Only a year prior, these Civil War veterans had fought on opposing sides. But the promise of gold made for strange bedfellows.
Along with others who migrated to the Rocky Mountain West during the mid-nineteenth century, former Union and Confederate soldiers mixed in remote western locales like the mountains and valleys of Idaho. Miners settled land and panned for gold in Idaho as early as 1860, and in July 1866, a group of friends led by Frank Barney Sharkey found gold along Napias Creek, a tributary of the Salmon River.
The news spread quickly, and other prospectors rushed to the region. By August, neighbors in Bannock, Idaho reported being “quite unprepared for the stampede that set in… for the Lemhi Valley.”
The new community of prospectors included veterans from both sides of the Civil War, and they soon found themselves having one last “battle,” but over the name of the community. Unable to reconcile, the pioneers settled for having two names for two communities in the one town—Grantsville named for Union General Ulysses S. Grant and Leesburg for Confederate General Robert E. Lee.
The Leesburg–Grantsville compromise was short-lived. Grantsville never managed to claim more than 500 residents of its own, but Leesburg’s population swelled into the thousands. On top of that, the town’s streets were continuous and provided no clear border. Eventually people used the Leesburg name to refer to the overall community, and the Grantsville name was forgotten. Two thousand miles away from Appomattox, for at least a handful of Civil War veterans, Lee managed to get in the last word.
While post-Civil War Reconstruction led to extensive violence in the south, Leesburg remained fairly calm. Observers called the camp “unusually quiet for a mining camp and free from fights and disturbances.” The website Western Mining History speculates the Leesburgers may have been too busy surviving to waste time on fights. After all, a twelve-man team took a month-and-a-half to clear a path through the deep snows of the winter of 1866–1867 so that a pack train could bring food relief in March, saving Leesburg from starvation.
After surviving that first winter, Leesburg’s population went through a rapid boom and bust. Thousands came in search of gold, and at the rush’s height some 3,000 people lived in Leesburg, including both white Americans and Chinese migrants from the West Coast. Leesburg hosted a one-room school and a hundred business firms, and its main street was a mile long. However, miners soon became unsatisfied with their returns, and interest declined. The population plummeted to 180 people by 1870 and less than sixty by 1895. Yet the allure of gold kept drawing interest back to Leesburg. In 1926, Idahoans built a small monument in Leesburg to commemorate Sharkey’s discovery of gold sixty years earlier. Meanwhile, industrial hydraulic mining and dragline mining intermittently extracted more gold out of the Leesburg area from 1926 to 1942, though these operations also did not last.

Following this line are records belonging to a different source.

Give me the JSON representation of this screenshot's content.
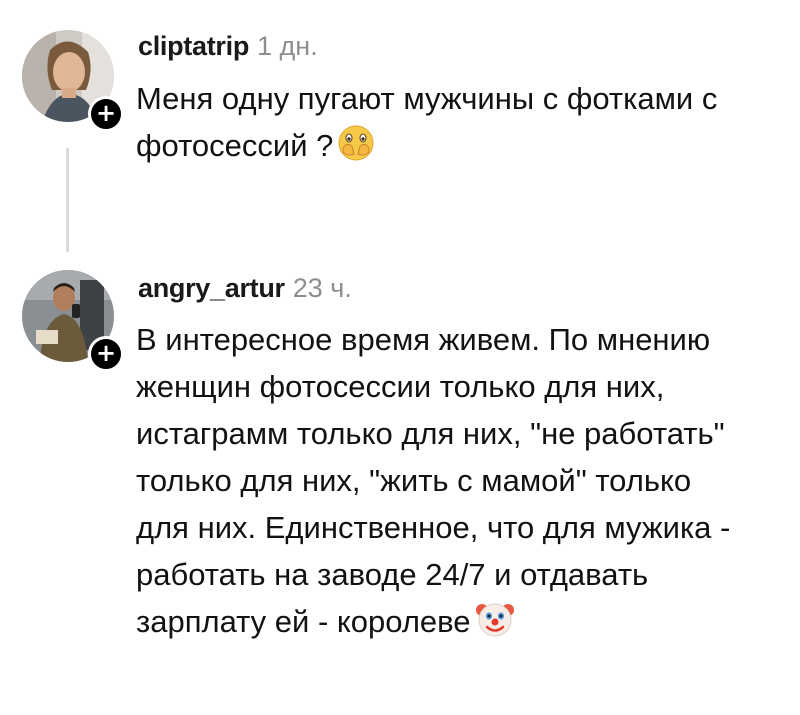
{
  "comments": [
    {
      "username": "cliptatrip",
      "timestamp": "1 дн.",
      "avatar": "user-avatar-woman",
      "follow_icon": "+",
      "lines": [
        "Меня одну пугают мужчины с фотками с",
        "фотосессий ?"
      ],
      "emoji": "face-with-hand-over-mouth-emoji"
    },
    {
      "username": "angry_artur",
      "timestamp": "23 ч.",
      "avatar": "user-avatar-man-selfie",
      "follow_icon": "+",
      "lines": [
        "В интересное время живем. По мнению",
        "женщин фотосессии только для них,",
        "истаграмм только для них, \"не работать\"",
        "только для них, \"жить с мамой\" только",
        "для них. Единственное, что для мужика -",
        "работать на заводе 24/7 и отдавать",
        "зарплату ей - королеве"
      ],
      "emoji": "clown-face-emoji"
    }
  ],
  "colors": {
    "background": "#ffffff",
    "text": "#121212",
    "timestamp": "#8e8e8e",
    "badge": "#000000",
    "thread_line": "#dbdbdb"
  }
}
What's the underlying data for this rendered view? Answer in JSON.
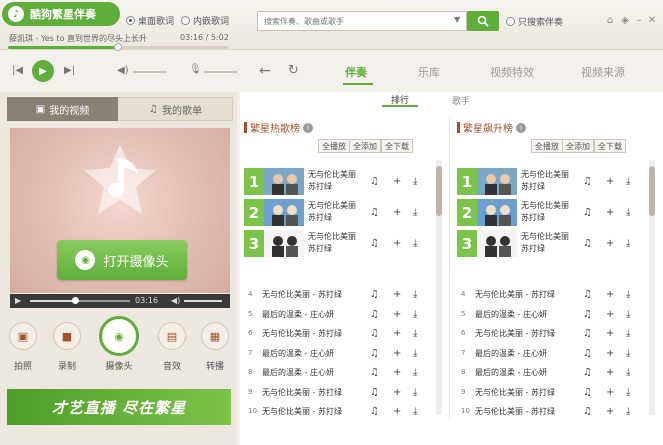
{
  "app": {
    "title": "酷狗繁星伴奏",
    "desktop_lyric": "桌面歌词",
    "inline_lyric": "内嵌歌词"
  },
  "now_playing": {
    "artist_line": "薛凯琪 - Yes to 直到世界的尽头上长升",
    "time": "03:16 / 5:02",
    "progress": 0.5
  },
  "search": {
    "placeholder": "搜索伴奏、歌曲或歌手",
    "only_accompaniment": "只搜索伴奏"
  },
  "main_tabs": [
    "伴奏",
    "乐库",
    "视频特效",
    "视频来源"
  ],
  "left": {
    "video_tab": "我的视频",
    "songs_tab": "我的歌单",
    "camera_button": "打开摄像头",
    "video_time": "03:16",
    "tools": [
      "拍照",
      "录制",
      "摄像头",
      "音效",
      "转播"
    ],
    "banner": "才艺直播 尽在繁星"
  },
  "sub_tabs": {
    "rank": "排行",
    "singer": "歌手"
  },
  "charts": [
    {
      "title": "繁星热歌榜",
      "buttons": [
        "全播放",
        "全添加",
        "全下载"
      ],
      "top3": [
        {
          "rank": "1",
          "title": "无与伦比美丽",
          "artist": "苏打绿"
        },
        {
          "rank": "2",
          "title": "无与伦比美丽",
          "artist": "苏打绿"
        },
        {
          "rank": "3",
          "title": "无与伦比美丽",
          "artist": "苏打绿"
        }
      ],
      "rows": [
        {
          "n": "4",
          "text": "无与伦比美丽 - 苏打绿"
        },
        {
          "n": "5",
          "text": "最后的温柔 - 庄心妍"
        },
        {
          "n": "6",
          "text": "无与伦比美丽 - 苏打绿"
        },
        {
          "n": "7",
          "text": "最后的温柔 - 庄心妍"
        },
        {
          "n": "8",
          "text": "最后的温柔 - 庄心妍"
        },
        {
          "n": "9",
          "text": "无与伦比美丽 - 苏打绿"
        },
        {
          "n": "10",
          "text": "无与伦比美丽 - 苏打绿"
        }
      ]
    },
    {
      "title": "繁星飙升榜",
      "buttons": [
        "全播放",
        "全添加",
        "全下载"
      ],
      "top3": [
        {
          "rank": "1",
          "title": "无与伦比美丽",
          "artist": "苏打绿"
        },
        {
          "rank": "2",
          "title": "无与伦比美丽",
          "artist": "苏打绿"
        },
        {
          "rank": "3",
          "title": "无与伦比美丽",
          "artist": "苏打绿"
        }
      ],
      "rows": [
        {
          "n": "4",
          "text": "无与伦比美丽 - 苏打绿"
        },
        {
          "n": "5",
          "text": "最后的温柔 - 庄心妍"
        },
        {
          "n": "6",
          "text": "无与伦比美丽 - 苏打绿"
        },
        {
          "n": "7",
          "text": "最后的温柔 - 庄心妍"
        },
        {
          "n": "8",
          "text": "最后的温柔 - 庄心妍"
        },
        {
          "n": "9",
          "text": "无与伦比美丽 - 苏打绿"
        },
        {
          "n": "10",
          "text": "无与伦比美丽 - 苏打绿"
        }
      ]
    }
  ],
  "colors": {
    "accent": "#5fae3a",
    "rank_green": "#7cc34a",
    "chart_title": "#a0522d"
  }
}
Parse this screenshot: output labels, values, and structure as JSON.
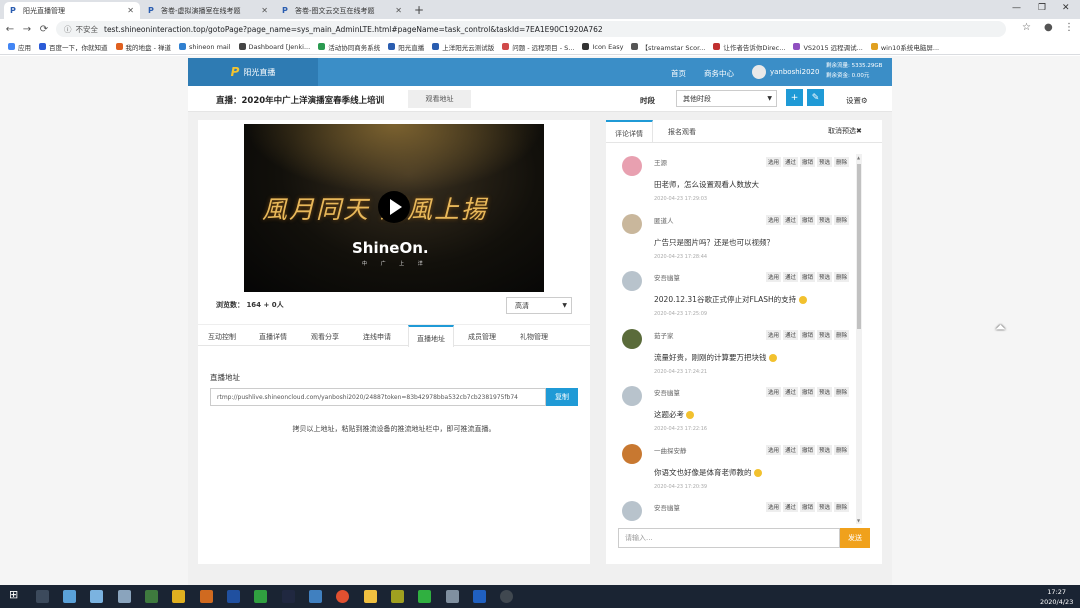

Leesburg joined the National Register of Historic Places in 1975, and today only a few cabins still stand. Few traces remain of the ghost town’s Southern migrants and Confederate veterans except for the name—their one last victory over Grant and his Union soldiers.